### THE PROBLEM
Return every entry exactly.

Stored items
============================================================
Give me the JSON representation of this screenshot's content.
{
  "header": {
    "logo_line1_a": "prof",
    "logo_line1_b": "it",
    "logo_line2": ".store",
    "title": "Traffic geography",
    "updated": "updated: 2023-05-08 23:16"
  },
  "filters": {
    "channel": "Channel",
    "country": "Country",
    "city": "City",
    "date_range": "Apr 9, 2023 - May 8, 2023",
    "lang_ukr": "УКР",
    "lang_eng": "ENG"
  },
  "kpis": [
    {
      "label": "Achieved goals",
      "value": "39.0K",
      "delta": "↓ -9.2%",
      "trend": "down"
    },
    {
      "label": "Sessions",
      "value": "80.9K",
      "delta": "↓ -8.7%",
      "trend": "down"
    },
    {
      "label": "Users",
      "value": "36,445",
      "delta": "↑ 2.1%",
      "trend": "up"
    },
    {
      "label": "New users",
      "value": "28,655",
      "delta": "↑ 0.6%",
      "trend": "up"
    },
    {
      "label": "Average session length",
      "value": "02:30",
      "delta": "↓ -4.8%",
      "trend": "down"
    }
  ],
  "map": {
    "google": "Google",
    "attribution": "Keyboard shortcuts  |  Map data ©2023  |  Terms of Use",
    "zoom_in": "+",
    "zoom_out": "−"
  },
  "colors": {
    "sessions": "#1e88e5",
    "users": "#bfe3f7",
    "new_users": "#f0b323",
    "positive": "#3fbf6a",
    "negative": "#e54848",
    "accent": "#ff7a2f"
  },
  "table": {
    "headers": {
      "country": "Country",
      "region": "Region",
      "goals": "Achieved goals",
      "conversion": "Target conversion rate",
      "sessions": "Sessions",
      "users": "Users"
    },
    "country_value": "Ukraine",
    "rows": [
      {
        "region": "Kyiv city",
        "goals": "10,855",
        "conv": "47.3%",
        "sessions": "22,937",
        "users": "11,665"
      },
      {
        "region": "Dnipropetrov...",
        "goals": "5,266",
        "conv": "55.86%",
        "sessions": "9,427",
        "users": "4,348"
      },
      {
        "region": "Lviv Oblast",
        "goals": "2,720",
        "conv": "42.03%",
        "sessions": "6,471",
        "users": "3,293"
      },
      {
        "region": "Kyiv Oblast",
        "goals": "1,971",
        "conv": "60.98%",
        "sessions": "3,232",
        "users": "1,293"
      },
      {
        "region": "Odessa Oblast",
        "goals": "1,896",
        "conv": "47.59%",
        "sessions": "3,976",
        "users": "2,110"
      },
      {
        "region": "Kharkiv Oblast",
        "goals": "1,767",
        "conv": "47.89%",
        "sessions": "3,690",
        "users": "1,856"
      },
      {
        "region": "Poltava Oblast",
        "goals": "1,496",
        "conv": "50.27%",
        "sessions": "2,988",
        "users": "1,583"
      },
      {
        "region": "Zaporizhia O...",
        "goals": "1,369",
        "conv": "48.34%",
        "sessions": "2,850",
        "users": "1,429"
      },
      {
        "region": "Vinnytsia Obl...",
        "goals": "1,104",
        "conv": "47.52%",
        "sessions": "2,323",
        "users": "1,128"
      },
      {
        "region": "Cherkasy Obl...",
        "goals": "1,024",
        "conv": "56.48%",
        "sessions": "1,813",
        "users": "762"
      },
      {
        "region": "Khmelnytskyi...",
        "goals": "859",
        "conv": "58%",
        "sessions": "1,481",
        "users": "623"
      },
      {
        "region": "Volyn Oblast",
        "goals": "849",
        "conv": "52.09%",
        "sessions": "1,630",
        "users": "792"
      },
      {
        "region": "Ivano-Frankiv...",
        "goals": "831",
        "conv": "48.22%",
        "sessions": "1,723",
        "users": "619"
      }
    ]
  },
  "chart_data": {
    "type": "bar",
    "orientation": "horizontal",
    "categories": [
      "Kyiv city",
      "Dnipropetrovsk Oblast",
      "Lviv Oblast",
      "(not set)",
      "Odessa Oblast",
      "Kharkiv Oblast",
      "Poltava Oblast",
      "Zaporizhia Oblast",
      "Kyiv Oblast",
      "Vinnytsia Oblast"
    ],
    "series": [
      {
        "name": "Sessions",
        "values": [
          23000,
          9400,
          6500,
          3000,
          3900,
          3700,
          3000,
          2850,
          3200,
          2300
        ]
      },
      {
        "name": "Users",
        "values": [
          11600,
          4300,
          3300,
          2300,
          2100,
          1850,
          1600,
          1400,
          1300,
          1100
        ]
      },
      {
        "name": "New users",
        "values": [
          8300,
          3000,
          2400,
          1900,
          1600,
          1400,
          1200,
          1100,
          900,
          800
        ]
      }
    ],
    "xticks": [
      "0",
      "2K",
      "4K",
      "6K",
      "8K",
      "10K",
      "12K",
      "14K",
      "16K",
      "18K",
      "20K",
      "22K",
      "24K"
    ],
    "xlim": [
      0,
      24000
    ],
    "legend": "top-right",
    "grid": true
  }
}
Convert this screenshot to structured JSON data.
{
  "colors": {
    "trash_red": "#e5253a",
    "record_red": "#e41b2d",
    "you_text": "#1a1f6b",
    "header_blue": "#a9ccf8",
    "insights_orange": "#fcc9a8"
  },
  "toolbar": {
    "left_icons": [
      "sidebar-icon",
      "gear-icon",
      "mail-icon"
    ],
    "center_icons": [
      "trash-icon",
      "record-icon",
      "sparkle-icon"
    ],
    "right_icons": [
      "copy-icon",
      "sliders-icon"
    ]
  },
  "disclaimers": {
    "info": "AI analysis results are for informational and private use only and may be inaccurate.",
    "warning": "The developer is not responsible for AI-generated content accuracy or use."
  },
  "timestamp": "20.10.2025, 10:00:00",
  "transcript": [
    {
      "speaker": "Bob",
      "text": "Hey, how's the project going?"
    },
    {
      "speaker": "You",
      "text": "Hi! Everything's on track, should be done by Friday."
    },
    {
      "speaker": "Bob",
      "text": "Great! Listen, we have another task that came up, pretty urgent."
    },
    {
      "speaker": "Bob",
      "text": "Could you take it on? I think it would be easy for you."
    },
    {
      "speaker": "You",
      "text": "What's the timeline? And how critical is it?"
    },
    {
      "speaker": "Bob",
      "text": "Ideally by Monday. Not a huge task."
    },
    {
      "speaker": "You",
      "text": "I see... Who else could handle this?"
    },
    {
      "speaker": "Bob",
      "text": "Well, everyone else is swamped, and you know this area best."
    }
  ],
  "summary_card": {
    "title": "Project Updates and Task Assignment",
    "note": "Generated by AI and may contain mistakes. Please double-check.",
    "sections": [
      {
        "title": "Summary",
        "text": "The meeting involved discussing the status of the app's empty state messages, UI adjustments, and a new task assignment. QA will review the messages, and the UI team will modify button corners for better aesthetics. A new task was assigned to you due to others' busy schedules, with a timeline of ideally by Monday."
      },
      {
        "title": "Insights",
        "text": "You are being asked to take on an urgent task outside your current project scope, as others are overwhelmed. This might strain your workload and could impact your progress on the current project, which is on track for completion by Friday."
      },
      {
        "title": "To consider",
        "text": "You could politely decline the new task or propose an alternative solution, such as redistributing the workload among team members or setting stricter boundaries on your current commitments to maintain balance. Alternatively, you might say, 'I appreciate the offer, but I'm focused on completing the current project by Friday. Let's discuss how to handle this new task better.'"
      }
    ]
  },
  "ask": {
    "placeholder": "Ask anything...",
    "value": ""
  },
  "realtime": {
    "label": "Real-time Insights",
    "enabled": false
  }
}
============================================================
### THE ANSWER
Give me the JSON representation of this screenshot's content.
{
  "header": {
    "logo_line1_a": "prof",
    "logo_line1_b": "it",
    "logo_line2": ".store",
    "title": "Traffic geography",
    "updated": "updated: 2023-05-08 23:16"
  },
  "filters": {
    "channel": "Channel",
    "country": "Country",
    "city": "City",
    "date_range": "Apr 9, 2023 - May 8, 2023",
    "lang_ukr": "УКР",
    "lang_eng": "ENG"
  },
  "kpis": [
    {
      "label": "Achieved goals",
      "value": "39.0K",
      "delta": "↓ -9.2%",
      "trend": "down"
    },
    {
      "label": "Sessions",
      "value": "80.9K",
      "delta": "↓ -8.7%",
      "trend": "down"
    },
    {
      "label": "Users",
      "value": "36,445",
      "delta": "↑ 2.1%",
      "trend": "up"
    },
    {
      "label": "New users",
      "value": "28,655",
      "delta": "↑ 0.6%",
      "trend": "up"
    },
    {
      "label": "Average session length",
      "value": "02:30",
      "delta": "↓ -4.8%",
      "trend": "down"
    }
  ],
  "map": {
    "google": "Google",
    "attribution": "Keyboard shortcuts  |  Map data ©2023  |  Terms of Use",
    "zoom_in": "+",
    "zoom_out": "−"
  },
  "colors": {
    "sessions": "#1e88e5",
    "users": "#bfe3f7",
    "new_users": "#f0b323",
    "positive": "#3fbf6a",
    "negative": "#e54848",
    "accent": "#ff7a2f"
  },
  "table": {
    "headers": {
      "country": "Country",
      "region": "Region",
      "goals": "Achieved goals",
      "conversion": "Target conversion rate",
      "sessions": "Sessions",
      "users": "Users"
    },
    "country_value": "Ukraine",
    "rows": [
      {
        "region": "Kyiv city",
        "goals": "10,855",
        "conv": "47.3%",
        "sessions": "22,937",
        "users": "11,665"
      },
      {
        "region": "Dnipropetrov...",
        "goals": "5,266",
        "conv": "55.86%",
        "sessions": "9,427",
        "users": "4,348"
      },
      {
        "region": "Lviv Oblast",
        "goals": "2,720",
        "conv": "42.03%",
        "sessions": "6,471",
        "users": "3,293"
      },
      {
        "region": "Kyiv Oblast",
        "goals": "1,971",
        "conv": "60.98%",
        "sessions": "3,232",
        "users": "1,293"
      },
      {
        "region": "Odessa Oblast",
        "goals": "1,896",
        "conv": "47.59%",
        "sessions": "3,976",
        "users": "2,110"
      },
      {
        "region": "Kharkiv Oblast",
        "goals": "1,767",
        "conv": "47.89%",
        "sessions": "3,690",
        "users": "1,856"
      },
      {
        "region": "Poltava Oblast",
        "goals": "1,496",
        "conv": "50.27%",
        "sessions": "2,988",
        "users": "1,583"
      },
      {
        "region": "Zaporizhia O...",
        "goals": "1,369",
        "conv": "48.34%",
        "sessions": "2,850",
        "users": "1,429"
      },
      {
        "region": "Vinnytsia Obl...",
        "goals": "1,104",
        "conv": "47.52%",
        "sessions": "2,323",
        "users": "1,128"
      },
      {
        "region": "Cherkasy Obl...",
        "goals": "1,024",
        "conv": "56.48%",
        "sessions": "1,813",
        "users": "762"
      },
      {
        "region": "Khmelnytskyi...",
        "goals": "859",
        "conv": "58%",
        "sessions": "1,481",
        "users": "623"
      },
      {
        "region": "Volyn Oblast",
        "goals": "849",
        "conv": "52.09%",
        "sessions": "1,630",
        "users": "792"
      },
      {
        "region": "Ivano-Frankiv...",
        "goals": "831",
        "conv": "48.22%",
        "sessions": "1,723",
        "users": "619"
      }
    ]
  },
  "chart_data": {
    "type": "bar",
    "orientation": "horizontal",
    "categories": [
      "Kyiv city",
      "Dnipropetrovsk Oblast",
      "Lviv Oblast",
      "(not set)",
      "Odessa Oblast",
      "Kharkiv Oblast",
      "Poltava Oblast",
      "Zaporizhia Oblast",
      "Kyiv Oblast",
      "Vinnytsia Oblast"
    ],
    "series": [
      {
        "name": "Sessions",
        "values": [
          23000,
          9400,
          6500,
          3000,
          3900,
          3700,
          3000,
          2850,
          3200,
          2300
        ]
      },
      {
        "name": "Users",
        "values": [
          11600,
          4300,
          3300,
          2300,
          2100,
          1850,
          1600,
          1400,
          1300,
          1100
        ]
      },
      {
        "name": "New users",
        "values": [
          8300,
          3000,
          2400,
          1900,
          1600,
          1400,
          1200,
          1100,
          900,
          800
        ]
      }
    ],
    "xticks": [
      "0",
      "2K",
      "4K",
      "6K",
      "8K",
      "10K",
      "12K",
      "14K",
      "16K",
      "18K",
      "20K",
      "22K",
      "24K"
    ],
    "xlim": [
      0,
      24000
    ],
    "legend": "top-right",
    "grid": true
  }
}
Convert this screenshot to structured JSON data.
{
  "colors": {
    "trash_red": "#e5253a",
    "record_red": "#e41b2d",
    "you_text": "#1a1f6b",
    "header_blue": "#a9ccf8",
    "insights_orange": "#fcc9a8"
  },
  "toolbar": {
    "left_icons": [
      "sidebar-icon",
      "gear-icon",
      "mail-icon"
    ],
    "center_icons": [
      "trash-icon",
      "record-icon",
      "sparkle-icon"
    ],
    "right_icons": [
      "copy-icon",
      "sliders-icon"
    ]
  },
  "disclaimers": {
    "info": "AI analysis results are for informational and private use only and may be inaccurate.",
    "warning": "The developer is not responsible for AI-generated content accuracy or use."
  },
  "timestamp": "20.10.2025, 10:00:00",
  "transcript": [
    {
      "speaker": "Bob",
      "text": "Hey, how's the project going?"
    },
    {
      "speaker": "You",
      "text": "Hi! Everything's on track, should be done by Friday."
    },
    {
      "speaker": "Bob",
      "text": "Great! Listen, we have another task that came up, pretty urgent."
    },
    {
      "speaker": "Bob",
      "text": "Could you take it on? I think it would be easy for you."
    },
    {
      "speaker": "You",
      "text": "What's the timeline? And how critical is it?"
    },
    {
      "speaker": "Bob",
      "text": "Ideally by Monday. Not a huge task."
    },
    {
      "speaker": "You",
      "text": "I see... Who else could handle this?"
    },
    {
      "speaker": "Bob",
      "text": "Well, everyone else is swamped, and you know this area best."
    }
  ],
  "summary_card": {
    "title": "Project Updates and Task Assignment",
    "note": "Generated by AI and may contain mistakes. Please double-check.",
    "sections": [
      {
        "title": "Summary",
        "text": "The meeting involved discussing the status of the app's empty state messages, UI adjustments, and a new task assignment. QA will review the messages, and the UI team will modify button corners for better aesthetics. A new task was assigned to you due to others' busy schedules, with a timeline of ideally by Monday."
      },
      {
        "title": "Insights",
        "text": "You are being asked to take on an urgent task outside your current project scope, as others are overwhelmed. This might strain your workload and could impact your progress on the current project, which is on track for completion by Friday."
      },
      {
        "title": "To consider",
        "text": "You could politely decline the new task or propose an alternative solution, such as redistributing the workload among team members or setting stricter boundaries on your current commitments to maintain balance. Alternatively, you might say, 'I appreciate the offer, but I'm focused on completing the current project by Friday. Let's discuss how to handle this new task better.'"
      }
    ]
  },
  "ask": {
    "placeholder": "Ask anything...",
    "value": ""
  },
  "realtime": {
    "label": "Real-time Insights",
    "enabled": false
  }
}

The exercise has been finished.